Kelowna-Lake Country MLA Norm Letnick, assistant deputy speaker at the B.C. legislature, presides over committee discussions. The legislature is completing its delayed spring session this week, with most MLAs participating by video conference. (Hansard TV)
B.C.’s daily COVID-19 infections dip below 100 over weekend

Only 68 new cases recorded Monday, four additional deaths

The BC Ferries website went down for a short while Monday morning following a provincial announcement that recreational travel between health authorities can resume Tuesday. (Black Press Media file photo)
BC Ferries’ website crashes in wake of provincial reopening announcement

Website back up now, recreational travel between health regions to resume as of Tuesday

The Kamloops Indian Residential School is photographed using a drone in Kamloops, B.C., Monday, June, 14, 2021. The remains of 215 children were discovered buried near the former school earlier this month. THE CANADIAN PRESS/Jonathan Hayward
Communities grapple with what to do with former residential and day schools

Some tear them down as a tool to help healing, others repurpose them as tools for moving forward

FILE – Provincial health officer Dr. Bonnie Henry talks about B.C.’s plan to restart the province during a press conference at Legislature in Victoria, Tuesday, May 25, 2021. THE CANADIAN PRESS/Chad Hipolito
B.C. watching U.K.’s COVID struggles but don’t think province will see similar pitfalls

Studies show that one dose of vaccine is only 33 per cent effective in preventing B.1.617.2 spread

RCMP Const. Shelby Patton is shown in this undated handout photo. RCMP say that Patton was hit by an allegedly stolen truck that he had pulled over on Saturday morning in Wolseley, east of Regina. THE CANADIAN PRESS/HO, RCMP
Pair charged in Saskatchewan Mountie’s death make first court appearance

Const. Shelby Patton was hit by an allegedly stolen truck that he had pulled over Saturday morning

David and Collet Stephan leave for a break during an appeal hearing in Calgary on Thursday, March 9, 2017. THE CANADIAN PRESS/Todd Korol
Appeal Court rejects stay for Alberta couple facing third trial in son’s death

Pair accused in their earlier trials of not seeking medical attention for their son sooner

Highway notices like this come down effective June 14. Public health restrictions on non-essential travel and commercial operation have hit local businesses in every corner of B.C. (B.C. government)
Province-wide travel back on in B.C.’s COVID-19 restart plan

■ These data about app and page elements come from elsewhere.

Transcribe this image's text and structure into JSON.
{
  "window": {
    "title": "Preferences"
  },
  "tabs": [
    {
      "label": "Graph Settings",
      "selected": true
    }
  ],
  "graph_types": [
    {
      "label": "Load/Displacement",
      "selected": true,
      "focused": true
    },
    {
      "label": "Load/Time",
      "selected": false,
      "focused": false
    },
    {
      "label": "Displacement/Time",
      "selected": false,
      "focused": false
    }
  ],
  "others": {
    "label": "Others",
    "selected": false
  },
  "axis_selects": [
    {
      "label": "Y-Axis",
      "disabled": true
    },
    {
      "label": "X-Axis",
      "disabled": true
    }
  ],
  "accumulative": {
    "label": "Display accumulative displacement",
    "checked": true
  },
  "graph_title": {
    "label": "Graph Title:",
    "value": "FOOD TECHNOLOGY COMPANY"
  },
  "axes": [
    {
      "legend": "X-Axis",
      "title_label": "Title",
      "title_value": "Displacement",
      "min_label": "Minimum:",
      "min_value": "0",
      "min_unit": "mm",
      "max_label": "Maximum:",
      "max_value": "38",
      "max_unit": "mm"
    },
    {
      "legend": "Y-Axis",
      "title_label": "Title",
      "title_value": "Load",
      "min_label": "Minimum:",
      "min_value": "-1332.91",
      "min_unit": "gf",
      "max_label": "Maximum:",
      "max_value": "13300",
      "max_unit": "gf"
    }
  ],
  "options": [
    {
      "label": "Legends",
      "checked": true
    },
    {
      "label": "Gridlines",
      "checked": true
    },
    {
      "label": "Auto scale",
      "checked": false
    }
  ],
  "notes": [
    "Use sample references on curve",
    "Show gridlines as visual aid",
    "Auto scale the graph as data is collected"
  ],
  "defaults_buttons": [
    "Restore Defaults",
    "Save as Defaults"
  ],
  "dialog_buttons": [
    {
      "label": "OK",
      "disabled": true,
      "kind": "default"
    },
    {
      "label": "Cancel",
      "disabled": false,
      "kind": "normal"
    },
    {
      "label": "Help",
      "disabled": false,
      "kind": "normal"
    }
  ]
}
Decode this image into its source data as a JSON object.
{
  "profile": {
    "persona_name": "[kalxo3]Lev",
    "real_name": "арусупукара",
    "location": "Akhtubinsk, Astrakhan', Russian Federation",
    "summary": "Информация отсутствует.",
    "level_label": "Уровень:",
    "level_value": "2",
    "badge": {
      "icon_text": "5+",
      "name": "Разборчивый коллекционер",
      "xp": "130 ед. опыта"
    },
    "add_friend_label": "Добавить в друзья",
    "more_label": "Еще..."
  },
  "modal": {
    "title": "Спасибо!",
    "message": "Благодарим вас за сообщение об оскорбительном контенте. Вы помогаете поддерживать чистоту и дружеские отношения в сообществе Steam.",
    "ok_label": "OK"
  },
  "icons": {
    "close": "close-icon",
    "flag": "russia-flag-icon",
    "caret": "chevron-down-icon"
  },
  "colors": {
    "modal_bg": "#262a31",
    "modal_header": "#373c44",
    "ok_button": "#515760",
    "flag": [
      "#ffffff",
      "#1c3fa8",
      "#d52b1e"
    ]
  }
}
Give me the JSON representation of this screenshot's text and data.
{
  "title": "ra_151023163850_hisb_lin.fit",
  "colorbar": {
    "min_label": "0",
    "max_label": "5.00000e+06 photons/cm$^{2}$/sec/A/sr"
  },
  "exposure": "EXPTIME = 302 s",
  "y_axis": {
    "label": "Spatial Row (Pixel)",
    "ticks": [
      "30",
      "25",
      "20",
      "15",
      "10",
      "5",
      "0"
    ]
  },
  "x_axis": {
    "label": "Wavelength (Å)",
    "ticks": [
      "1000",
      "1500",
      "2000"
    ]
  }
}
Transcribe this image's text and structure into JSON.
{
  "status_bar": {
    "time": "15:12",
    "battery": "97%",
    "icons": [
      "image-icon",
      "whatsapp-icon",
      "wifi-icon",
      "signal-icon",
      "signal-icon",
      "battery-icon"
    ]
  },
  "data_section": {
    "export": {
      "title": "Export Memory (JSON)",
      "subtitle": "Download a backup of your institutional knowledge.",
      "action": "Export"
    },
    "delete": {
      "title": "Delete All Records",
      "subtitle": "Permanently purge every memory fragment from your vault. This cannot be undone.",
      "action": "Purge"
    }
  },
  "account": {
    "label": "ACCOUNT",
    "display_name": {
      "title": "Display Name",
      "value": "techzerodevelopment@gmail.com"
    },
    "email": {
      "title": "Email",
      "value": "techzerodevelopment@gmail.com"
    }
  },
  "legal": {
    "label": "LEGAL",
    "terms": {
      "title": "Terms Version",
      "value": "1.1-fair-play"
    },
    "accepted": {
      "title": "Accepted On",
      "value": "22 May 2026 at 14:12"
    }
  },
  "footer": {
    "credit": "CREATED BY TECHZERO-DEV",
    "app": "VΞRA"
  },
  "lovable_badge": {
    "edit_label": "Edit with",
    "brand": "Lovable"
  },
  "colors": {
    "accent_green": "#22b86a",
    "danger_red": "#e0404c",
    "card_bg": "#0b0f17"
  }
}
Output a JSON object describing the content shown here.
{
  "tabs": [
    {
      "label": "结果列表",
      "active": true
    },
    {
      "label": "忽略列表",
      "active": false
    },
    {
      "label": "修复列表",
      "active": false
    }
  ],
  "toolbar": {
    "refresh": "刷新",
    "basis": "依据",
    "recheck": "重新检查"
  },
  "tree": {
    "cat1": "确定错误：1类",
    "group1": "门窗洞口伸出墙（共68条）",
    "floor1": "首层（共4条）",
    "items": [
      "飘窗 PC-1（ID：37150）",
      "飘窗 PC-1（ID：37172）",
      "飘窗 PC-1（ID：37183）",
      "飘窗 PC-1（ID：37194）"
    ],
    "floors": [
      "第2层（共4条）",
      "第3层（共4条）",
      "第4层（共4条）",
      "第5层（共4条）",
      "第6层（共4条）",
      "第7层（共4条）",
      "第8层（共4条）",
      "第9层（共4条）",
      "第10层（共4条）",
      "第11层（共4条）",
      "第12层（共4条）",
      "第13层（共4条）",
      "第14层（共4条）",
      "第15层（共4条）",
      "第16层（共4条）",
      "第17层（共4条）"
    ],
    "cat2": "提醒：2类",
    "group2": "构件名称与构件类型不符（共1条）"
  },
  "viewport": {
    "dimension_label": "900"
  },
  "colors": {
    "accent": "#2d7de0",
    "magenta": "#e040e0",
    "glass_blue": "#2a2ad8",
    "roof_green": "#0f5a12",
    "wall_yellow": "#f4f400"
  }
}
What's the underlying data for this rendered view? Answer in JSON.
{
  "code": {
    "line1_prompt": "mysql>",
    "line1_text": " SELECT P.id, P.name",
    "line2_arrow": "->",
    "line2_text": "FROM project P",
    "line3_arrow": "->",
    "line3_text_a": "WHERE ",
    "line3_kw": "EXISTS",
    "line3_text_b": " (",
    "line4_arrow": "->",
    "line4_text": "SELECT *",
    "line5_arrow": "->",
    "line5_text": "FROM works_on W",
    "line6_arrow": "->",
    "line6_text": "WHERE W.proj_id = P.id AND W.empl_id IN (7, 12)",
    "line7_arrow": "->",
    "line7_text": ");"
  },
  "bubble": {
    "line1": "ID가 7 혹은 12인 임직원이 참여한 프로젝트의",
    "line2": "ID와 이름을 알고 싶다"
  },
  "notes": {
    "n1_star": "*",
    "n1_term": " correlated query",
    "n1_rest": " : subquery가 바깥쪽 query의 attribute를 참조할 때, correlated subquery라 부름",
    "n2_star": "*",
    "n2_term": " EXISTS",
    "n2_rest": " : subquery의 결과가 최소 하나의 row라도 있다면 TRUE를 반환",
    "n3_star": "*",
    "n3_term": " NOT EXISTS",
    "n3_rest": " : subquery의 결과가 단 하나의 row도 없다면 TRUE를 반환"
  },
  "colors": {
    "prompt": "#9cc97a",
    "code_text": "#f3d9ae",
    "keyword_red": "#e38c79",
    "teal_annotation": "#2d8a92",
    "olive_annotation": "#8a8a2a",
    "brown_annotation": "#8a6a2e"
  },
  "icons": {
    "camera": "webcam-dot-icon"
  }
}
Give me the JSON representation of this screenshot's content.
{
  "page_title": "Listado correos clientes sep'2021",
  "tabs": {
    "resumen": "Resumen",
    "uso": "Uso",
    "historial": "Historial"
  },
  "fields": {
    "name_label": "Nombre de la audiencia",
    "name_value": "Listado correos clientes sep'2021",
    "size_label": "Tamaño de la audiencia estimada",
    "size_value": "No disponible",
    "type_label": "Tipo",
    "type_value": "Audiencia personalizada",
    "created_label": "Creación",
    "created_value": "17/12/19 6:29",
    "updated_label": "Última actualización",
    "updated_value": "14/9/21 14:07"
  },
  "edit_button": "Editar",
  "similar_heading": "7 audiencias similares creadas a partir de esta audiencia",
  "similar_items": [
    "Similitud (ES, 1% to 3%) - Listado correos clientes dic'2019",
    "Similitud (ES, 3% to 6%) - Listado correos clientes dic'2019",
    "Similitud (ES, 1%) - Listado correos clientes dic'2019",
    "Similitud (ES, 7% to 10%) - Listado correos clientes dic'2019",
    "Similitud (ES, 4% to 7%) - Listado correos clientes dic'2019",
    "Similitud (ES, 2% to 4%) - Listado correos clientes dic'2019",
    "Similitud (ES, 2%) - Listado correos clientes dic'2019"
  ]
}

Gathering changes include up to 50 people for outdoor events

Most Read